Special Forces Intelligence Sergeant, 3rd Special Forces Group, Josh Mattis.

Matt Daniel, 18 Bravo Special Forces Weapons Sergeant, 3rd Special Forces Group, said, “The first time I walked into (yoga class) I had this huge ego. I’m in a room full of these young women that had practiced dance since they were five, and they’re flexible, and they’ve been practicing yoga for three years, and, especially in the veteran community, you’re not used to not being the best at something. The perception I had was, ‘This hurts, this doesn’t feel comfortable, I’m not good at it.’ It took several years of practicing on my own in my apartment to understand the realness of you showing up on your mat.”

OK. Pretty obvious if you’ve ever tried yoga; it’s much harder than people think. And Green Berets are going to be attracted to physical challenges. But these guys weren’t just in it for that. They weren’t just powering out yoga classes between cross fit workouts. They went all in. Meditation. Learning about the other seven limbs of yoga (physical asana is the third of eight). Teacher training. These guys have really incorporated yoga principles into their lives.

Dan Pritchard said, “This whole time I was (in Afghanistan)…fortunately for me, having that skill set and doing the yoga, the meditation prior to being deployed, I was unknowingly curing myself…Yoga is not only physically challenging, it’s a place to take care of the soul of the warrior within. The body is just a vessel and the soul is going to be with you forever. Yoga meditation is really a way to take care of your entire self.”

Matt Daniel, who after nine deployments was treated for anxiety, depression, and suicidal thoughts, said, “The biggest thing yoga brought me was spiritual belief. They kept telling me in every hospital that I needed spirituality. And if you’d have showed me there was a god, I probably would have punched him, three years ago. Now I realize that the ideals that I was brought up believing as a spirituality practice aren’t necessarily the only means. Yoga has undoubtedly given me a more spiritual connection, which has had a massive impact on overall healing.”

After he went through a string of hospitals he left, and found healing his own way. “I filled my day with meditation, yoga, surfing, complete solitude, and with that recipe of being with nature, practicing yoga more intimately, daily, and realizing the longevity of the benefits if I continued doing it. In the meditation I found the first inclination of peace. Everyday I fight for that now.”

Daniel went through yoga teacher training and said he, “learned way more than just the physical asana practice, that just being one limb of yoga…It’s very possible I wouldn’t be here today without yoga.”

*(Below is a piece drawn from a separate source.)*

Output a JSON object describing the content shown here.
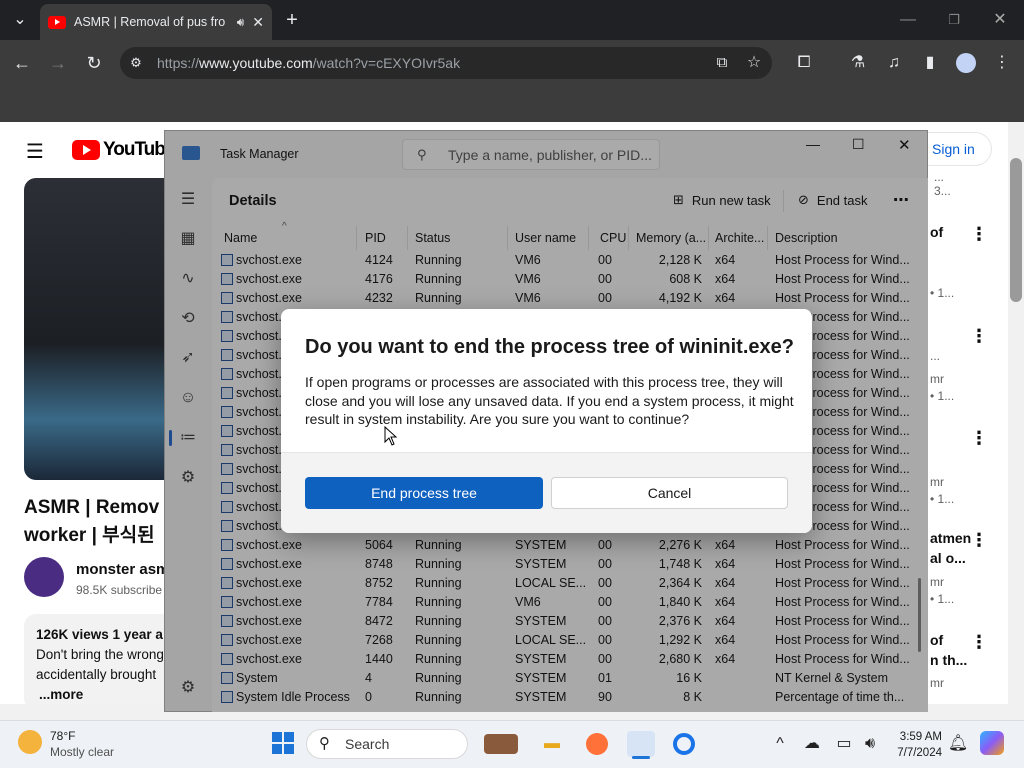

Josh Mattis sums it up this way, “Competition is something we’re huge on. And yoga is not about that. You can just go there and be on your mat. I don’t get that aspect anywhere else in my life. It’s almost my version of a spiritual aspect. My wife and I refer to going to yoga as going to church…My father is actually a minister, and I actually grew up in the church, and I lost my way a little bit, in combat, just seeing the things that I’ve seen. But yoga has brought spirituality, like my connection to the universe back. Now I’m more of a complete person. I’m really grateful for that aspect because that’s hard to find man.”

For guys who are skeptical of yoga, he adds, “You sit Indian style, with your hands down for grounding and palms up for receiving. I was always the guy with palms down, like ‘I’m not getting into this spiritual hokey stuff. I love the work out, don’t get me wrong, but I’m not going to receive everybody’s energy.’ OK. Give it some time buddy, because you will get into the spirit of yoga and it’s just an awesome feeling.”